# [YOUR TASK]
The output should contain the listing word for word and no pictures.

────

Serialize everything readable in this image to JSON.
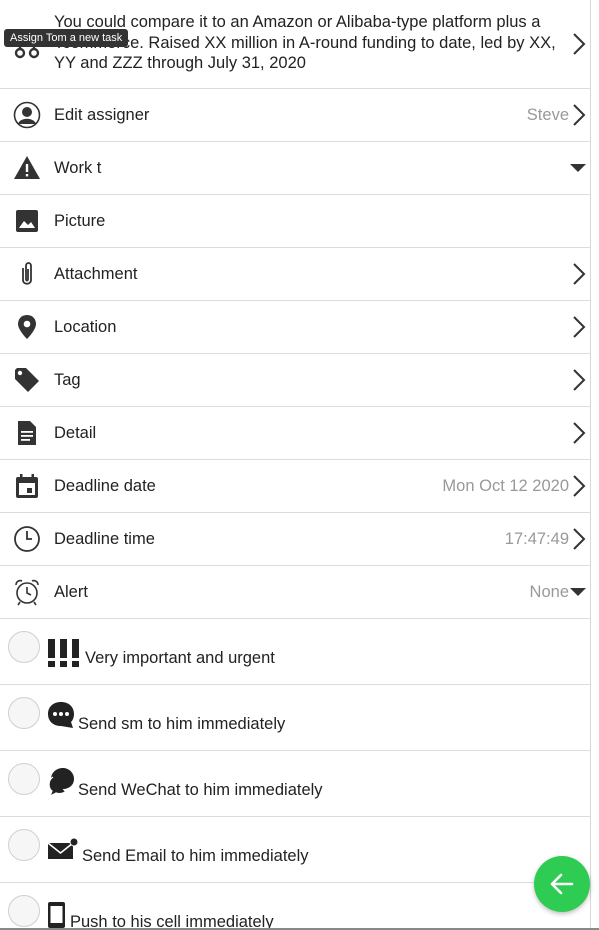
{
  "description": {
    "text": "You could compare it to an Amazon or Alibaba-type platform plus a Tcommerce. Raised XX million in A-round funding to date, led by XX, YY and ZZZ through July 31, 2020",
    "icon": "link-icon"
  },
  "tooltip": "Assign Tom a new task",
  "rows": {
    "assigner": {
      "label": "Edit assigner",
      "value": "Steve",
      "icon": "person-icon"
    },
    "work_type": {
      "label": "Work t",
      "icon": "warning-icon"
    },
    "picture": {
      "label": "Picture",
      "icon": "image-icon"
    },
    "attachment": {
      "label": "Attachment",
      "icon": "paperclip-icon"
    },
    "location": {
      "label": "Location",
      "icon": "map-pin-icon"
    },
    "tag": {
      "label": "Tag",
      "icon": "tag-icon"
    },
    "detail": {
      "label": "Detail",
      "icon": "document-icon"
    },
    "deadline_date": {
      "label": "Deadline date",
      "value": "Mon Oct 12 2020",
      "icon": "calendar-icon"
    },
    "deadline_time": {
      "label": "Deadline time",
      "value": "17:47:49",
      "icon": "clock-icon"
    },
    "alert": {
      "label": "Alert",
      "value": "None",
      "icon": "alarm-clock-icon"
    }
  },
  "options": [
    {
      "label": "Very important and urgent",
      "icon": "exclamation-icon",
      "checked": false
    },
    {
      "label": "Send sm to him immediately",
      "icon": "chat-bubble-icon",
      "checked": false
    },
    {
      "label": "Send WeChat to him immediately",
      "icon": "wechat-icon",
      "checked": false
    },
    {
      "label": "Send Email to him immediately",
      "icon": "email-icon",
      "checked": false
    },
    {
      "label": "Push to his cell immediately",
      "icon": "phone-icon",
      "checked": false
    }
  ],
  "fab": {
    "icon": "arrow-left-icon",
    "color": "#2ecc52"
  }
}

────

# [TASK RESULT]
Serialize everything readable in this image to JSON.
{
  "description": {
    "text": "You could compare it to an Amazon or Alibaba-type platform plus a Tcommerce. Raised XX million in A-round funding to date, led by XX, YY and ZZZ through July 31, 2020",
    "icon": "link-icon"
  },
  "tooltip": "Assign Tom a new task",
  "rows": {
    "assigner": {
      "label": "Edit assigner",
      "value": "Steve",
      "icon": "person-icon"
    },
    "work_type": {
      "label": "Work t",
      "icon": "warning-icon"
    },
    "picture": {
      "label": "Picture",
      "icon": "image-icon"
    },
    "attachment": {
      "label": "Attachment",
      "icon": "paperclip-icon"
    },
    "location": {
      "label": "Location",
      "icon": "map-pin-icon"
    },
    "tag": {
      "label": "Tag",
      "icon": "tag-icon"
    },
    "detail": {
      "label": "Detail",
      "icon": "document-icon"
    },
    "deadline_date": {
      "label": "Deadline date",
      "value": "Mon Oct 12 2020",
      "icon": "calendar-icon"
    },
    "deadline_time": {
      "label": "Deadline time",
      "value": "17:47:49",
      "icon": "clock-icon"
    },
    "alert": {
      "label": "Alert",
      "value": "None",
      "icon": "alarm-clock-icon"
    }
  },
  "options": [
    {
      "label": "Very important and urgent",
      "icon": "exclamation-icon",
      "checked": false
    },
    {
      "label": "Send sm to him immediately",
      "icon": "chat-bubble-icon",
      "checked": false
    },
    {
      "label": "Send WeChat to him immediately",
      "icon": "wechat-icon",
      "checked": false
    },
    {
      "label": "Send Email to him immediately",
      "icon": "email-icon",
      "checked": false
    },
    {
      "label": "Push to his cell immediately",
      "icon": "phone-icon",
      "checked": false
    }
  ],
  "fab": {
    "icon": "arrow-left-icon",
    "color": "#2ecc52"
  }
}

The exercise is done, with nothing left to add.